* [Problem details] Faithfully repeat all of the records, as they are written below.
--- Data for processing Enclosed Below ---
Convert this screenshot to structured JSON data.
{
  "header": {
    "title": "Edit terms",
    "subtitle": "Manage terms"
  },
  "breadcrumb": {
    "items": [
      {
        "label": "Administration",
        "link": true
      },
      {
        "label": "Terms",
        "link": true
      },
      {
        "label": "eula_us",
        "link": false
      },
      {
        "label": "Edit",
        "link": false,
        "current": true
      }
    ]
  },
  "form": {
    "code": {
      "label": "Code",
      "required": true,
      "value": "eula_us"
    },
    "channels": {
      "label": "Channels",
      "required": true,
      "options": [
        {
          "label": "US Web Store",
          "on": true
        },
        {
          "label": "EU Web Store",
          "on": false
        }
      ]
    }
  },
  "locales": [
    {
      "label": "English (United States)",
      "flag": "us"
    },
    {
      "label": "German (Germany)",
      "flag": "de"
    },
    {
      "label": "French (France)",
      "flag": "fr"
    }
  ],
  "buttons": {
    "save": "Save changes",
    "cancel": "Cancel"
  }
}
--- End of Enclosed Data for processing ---
* [Exercise output]
Convert this screenshot to structured JSON data.
{
  "header": {
    "title": "Edit terms",
    "subtitle": "Manage terms"
  },
  "breadcrumb": {
    "items": [
      {
        "label": "Administration",
        "link": true
      },
      {
        "label": "Terms",
        "link": true
      },
      {
        "label": "eula_us",
        "link": false
      },
      {
        "label": "Edit",
        "link": false,
        "current": true
      }
    ]
  },
  "form": {
    "code": {
      "label": "Code",
      "required": true,
      "value": "eula_us"
    },
    "channels": {
      "label": "Channels",
      "required": true,
      "options": [
        {
          "label": "US Web Store",
          "on": true
        },
        {
          "label": "EU Web Store",
          "on": false
        }
      ]
    }
  },
  "locales": [
    {
      "label": "English (United States)",
      "flag": "us"
    },
    {
      "label": "German (Germany)",
      "flag": "de"
    },
    {
      "label": "French (France)",
      "flag": "fr"
    }
  ],
  "buttons": {
    "save": "Save changes",
    "cancel": "Cancel"
  }
}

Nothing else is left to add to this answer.